Every line below needs to be printed again exactly, without any of its pictures.

(DATA SHOWN begins)

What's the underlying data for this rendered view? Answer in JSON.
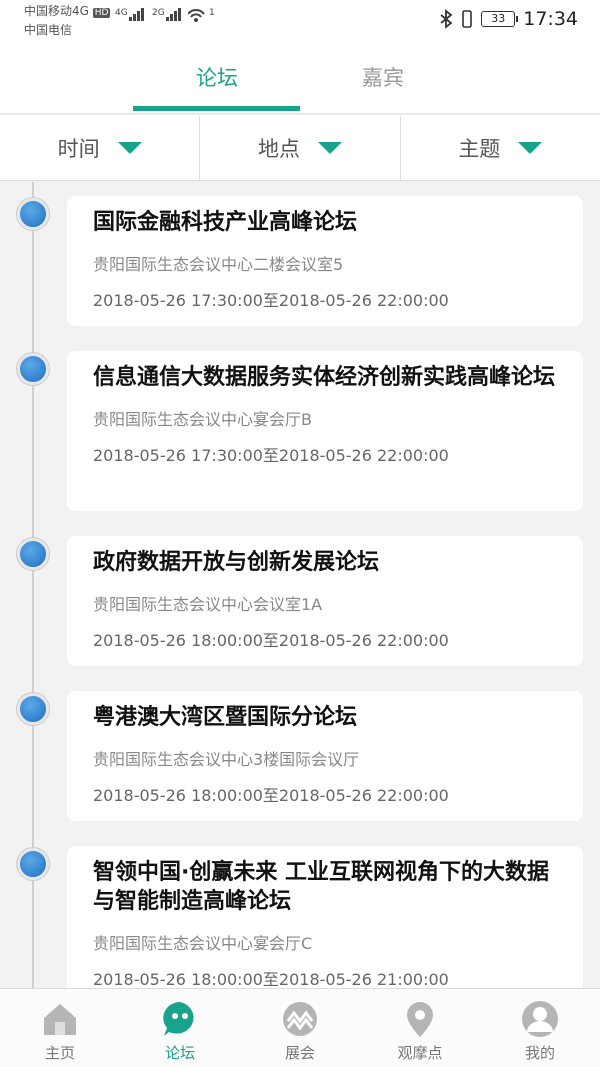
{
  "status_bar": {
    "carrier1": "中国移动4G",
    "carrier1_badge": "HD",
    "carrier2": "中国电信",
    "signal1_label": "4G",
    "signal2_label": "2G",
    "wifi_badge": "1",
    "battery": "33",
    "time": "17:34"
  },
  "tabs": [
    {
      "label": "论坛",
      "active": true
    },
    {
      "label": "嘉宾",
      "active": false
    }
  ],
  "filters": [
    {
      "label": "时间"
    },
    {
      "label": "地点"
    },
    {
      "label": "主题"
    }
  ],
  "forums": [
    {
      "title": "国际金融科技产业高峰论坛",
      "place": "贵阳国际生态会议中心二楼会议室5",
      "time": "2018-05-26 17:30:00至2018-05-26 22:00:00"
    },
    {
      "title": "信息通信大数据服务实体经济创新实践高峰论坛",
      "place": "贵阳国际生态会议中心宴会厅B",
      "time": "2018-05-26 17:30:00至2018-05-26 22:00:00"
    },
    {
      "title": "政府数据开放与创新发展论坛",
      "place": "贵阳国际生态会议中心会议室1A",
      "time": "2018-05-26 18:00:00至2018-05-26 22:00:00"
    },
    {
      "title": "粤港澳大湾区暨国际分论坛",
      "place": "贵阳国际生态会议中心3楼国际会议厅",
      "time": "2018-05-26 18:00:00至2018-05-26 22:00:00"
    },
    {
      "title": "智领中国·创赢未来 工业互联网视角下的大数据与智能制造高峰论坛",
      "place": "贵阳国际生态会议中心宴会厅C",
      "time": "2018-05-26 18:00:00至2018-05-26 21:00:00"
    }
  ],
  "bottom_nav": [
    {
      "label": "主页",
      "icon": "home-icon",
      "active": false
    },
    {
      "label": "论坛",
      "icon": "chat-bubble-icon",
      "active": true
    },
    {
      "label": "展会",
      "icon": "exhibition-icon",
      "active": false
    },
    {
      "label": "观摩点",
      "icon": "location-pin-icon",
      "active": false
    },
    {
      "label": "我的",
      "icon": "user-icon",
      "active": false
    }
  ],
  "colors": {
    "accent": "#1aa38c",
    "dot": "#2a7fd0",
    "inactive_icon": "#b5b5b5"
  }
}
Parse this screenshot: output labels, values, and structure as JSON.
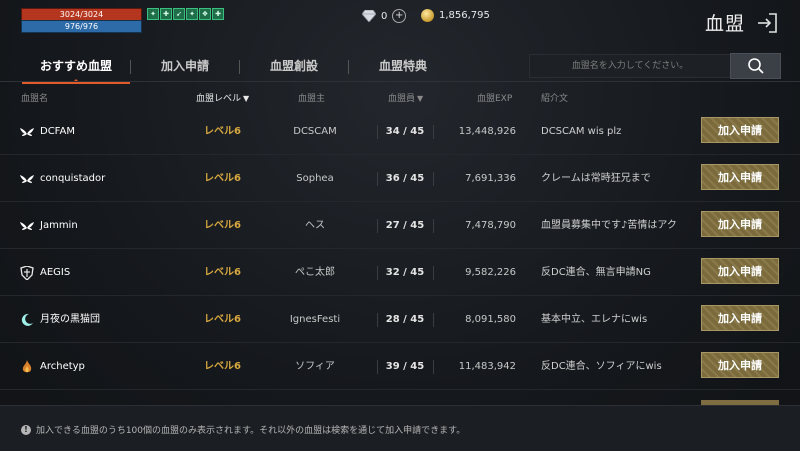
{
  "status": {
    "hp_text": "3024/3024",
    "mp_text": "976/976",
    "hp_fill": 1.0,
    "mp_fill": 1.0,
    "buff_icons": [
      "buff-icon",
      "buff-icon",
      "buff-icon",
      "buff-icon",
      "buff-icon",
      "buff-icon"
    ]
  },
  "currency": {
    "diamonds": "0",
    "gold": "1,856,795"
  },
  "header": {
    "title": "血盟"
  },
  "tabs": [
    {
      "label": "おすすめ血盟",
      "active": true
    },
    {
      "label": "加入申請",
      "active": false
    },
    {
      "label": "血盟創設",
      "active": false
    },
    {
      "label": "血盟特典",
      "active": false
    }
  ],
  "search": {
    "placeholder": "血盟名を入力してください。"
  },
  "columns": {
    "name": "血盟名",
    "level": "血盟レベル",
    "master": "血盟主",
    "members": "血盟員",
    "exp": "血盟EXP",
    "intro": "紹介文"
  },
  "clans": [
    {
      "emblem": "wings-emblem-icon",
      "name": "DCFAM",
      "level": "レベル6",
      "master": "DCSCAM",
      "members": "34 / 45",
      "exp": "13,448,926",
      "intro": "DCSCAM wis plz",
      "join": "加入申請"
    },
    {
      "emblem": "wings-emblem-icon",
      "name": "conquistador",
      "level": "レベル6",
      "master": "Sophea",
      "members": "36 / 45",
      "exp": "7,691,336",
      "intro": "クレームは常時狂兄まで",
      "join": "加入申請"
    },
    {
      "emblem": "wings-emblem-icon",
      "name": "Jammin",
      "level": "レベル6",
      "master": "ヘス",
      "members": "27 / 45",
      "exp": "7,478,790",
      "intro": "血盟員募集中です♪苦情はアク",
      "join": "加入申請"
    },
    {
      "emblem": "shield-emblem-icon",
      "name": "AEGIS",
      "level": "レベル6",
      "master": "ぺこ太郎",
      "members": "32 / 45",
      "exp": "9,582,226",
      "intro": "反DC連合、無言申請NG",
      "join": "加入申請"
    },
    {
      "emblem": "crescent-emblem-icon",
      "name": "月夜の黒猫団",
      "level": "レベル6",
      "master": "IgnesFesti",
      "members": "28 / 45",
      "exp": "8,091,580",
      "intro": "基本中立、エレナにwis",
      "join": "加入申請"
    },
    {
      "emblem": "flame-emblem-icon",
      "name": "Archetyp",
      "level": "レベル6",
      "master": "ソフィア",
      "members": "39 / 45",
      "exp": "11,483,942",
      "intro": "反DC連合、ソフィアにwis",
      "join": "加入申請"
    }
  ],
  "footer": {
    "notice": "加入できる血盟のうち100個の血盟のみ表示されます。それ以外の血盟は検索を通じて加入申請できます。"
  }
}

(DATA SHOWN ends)

**ANSWER**
What's the underlying data for this rendered view? Answer in JSON.
{
  "status_bar": {
    "carrier1": "中国移动4G",
    "carrier1_badge": "HD",
    "carrier2": "中国电信",
    "signal1_label": "4G",
    "signal2_label": "2G",
    "wifi_badge": "1",
    "battery": "33",
    "time": "17:34"
  },
  "tabs": [
    {
      "label": "论坛",
      "active": true
    },
    {
      "label": "嘉宾",
      "active": false
    }
  ],
  "filters": [
    {
      "label": "时间"
    },
    {
      "label": "地点"
    },
    {
      "label": "主题"
    }
  ],
  "forums": [
    {
      "title": "国际金融科技产业高峰论坛",
      "place": "贵阳国际生态会议中心二楼会议室5",
      "time": "2018-05-26 17:30:00至2018-05-26 22:00:00"
    },
    {
      "title": "信息通信大数据服务实体经济创新实践高峰论坛",
      "place": "贵阳国际生态会议中心宴会厅B",
      "time": "2018-05-26 17:30:00至2018-05-26 22:00:00"
    },
    {
      "title": "政府数据开放与创新发展论坛",
      "place": "贵阳国际生态会议中心会议室1A",
      "time": "2018-05-26 18:00:00至2018-05-26 22:00:00"
    },
    {
      "title": "粤港澳大湾区暨国际分论坛",
      "place": "贵阳国际生态会议中心3楼国际会议厅",
      "time": "2018-05-26 18:00:00至2018-05-26 22:00:00"
    },
    {
      "title": "智领中国·创赢未来 工业互联网视角下的大数据与智能制造高峰论坛",
      "place": "贵阳国际生态会议中心宴会厅C",
      "time": "2018-05-26 18:00:00至2018-05-26 21:00:00"
    }
  ],
  "bottom_nav": [
    {
      "label": "主页",
      "icon": "home-icon",
      "active": false
    },
    {
      "label": "论坛",
      "icon": "chat-bubble-icon",
      "active": true
    },
    {
      "label": "展会",
      "icon": "exhibition-icon",
      "active": false
    },
    {
      "label": "观摩点",
      "icon": "location-pin-icon",
      "active": false
    },
    {
      "label": "我的",
      "icon": "user-icon",
      "active": false
    }
  ],
  "colors": {
    "accent": "#1aa38c",
    "dot": "#2a7fd0",
    "inactive_icon": "#b5b5b5"
  }
}
Parse this screenshot: output labels, values, and structure as JSON.
{
  "status": {
    "hp_text": "3024/3024",
    "mp_text": "976/976",
    "hp_fill": 1.0,
    "mp_fill": 1.0,
    "buff_icons": [
      "buff-icon",
      "buff-icon",
      "buff-icon",
      "buff-icon",
      "buff-icon",
      "buff-icon"
    ]
  },
  "currency": {
    "diamonds": "0",
    "gold": "1,856,795"
  },
  "header": {
    "title": "血盟"
  },
  "tabs": [
    {
      "label": "おすすめ血盟",
      "active": true
    },
    {
      "label": "加入申請",
      "active": false
    },
    {
      "label": "血盟創設",
      "active": false
    },
    {
      "label": "血盟特典",
      "active": false
    }
  ],
  "search": {
    "placeholder": "血盟名を入力してください。"
  },
  "columns": {
    "name": "血盟名",
    "level": "血盟レベル",
    "master": "血盟主",
    "members": "血盟員",
    "exp": "血盟EXP",
    "intro": "紹介文"
  },
  "clans": [
    {
      "emblem": "wings-emblem-icon",
      "name": "DCFAM",
      "level": "レベル6",
      "master": "DCSCAM",
      "members": "34 / 45",
      "exp": "13,448,926",
      "intro": "DCSCAM wis plz",
      "join": "加入申請"
    },
    {
      "emblem": "wings-emblem-icon",
      "name": "conquistador",
      "level": "レベル6",
      "master": "Sophea",
      "members": "36 / 45",
      "exp": "7,691,336",
      "intro": "クレームは常時狂兄まで",
      "join": "加入申請"
    },
    {
      "emblem": "wings-emblem-icon",
      "name": "Jammin",
      "level": "レベル6",
      "master": "ヘス",
      "members": "27 / 45",
      "exp": "7,478,790",
      "intro": "血盟員募集中です♪苦情はアク",
      "join": "加入申請"
    },
    {
      "emblem": "shield-emblem-icon",
      "name": "AEGIS",
      "level": "レベル6",
      "master": "ぺこ太郎",
      "members": "32 / 45",
      "exp": "9,582,226",
      "intro": "反DC連合、無言申請NG",
      "join": "加入申請"
    },
    {
      "emblem": "crescent-emblem-icon",
      "name": "月夜の黒猫団",
      "level": "レベル6",
      "master": "IgnesFesti",
      "members": "28 / 45",
      "exp": "8,091,580",
      "intro": "基本中立、エレナにwis",
      "join": "加入申請"
    },
    {
      "emblem": "flame-emblem-icon",
      "name": "Archetyp",
      "level": "レベル6",
      "master": "ソフィア",
      "members": "39 / 45",
      "exp": "11,483,942",
      "intro": "反DC連合、ソフィアにwis",
      "join": "加入申請"
    }
  ],
  "footer": {
    "notice": "加入できる血盟のうち100個の血盟のみ表示されます。それ以外の血盟は検索を通じて加入申請できます。"
  }
}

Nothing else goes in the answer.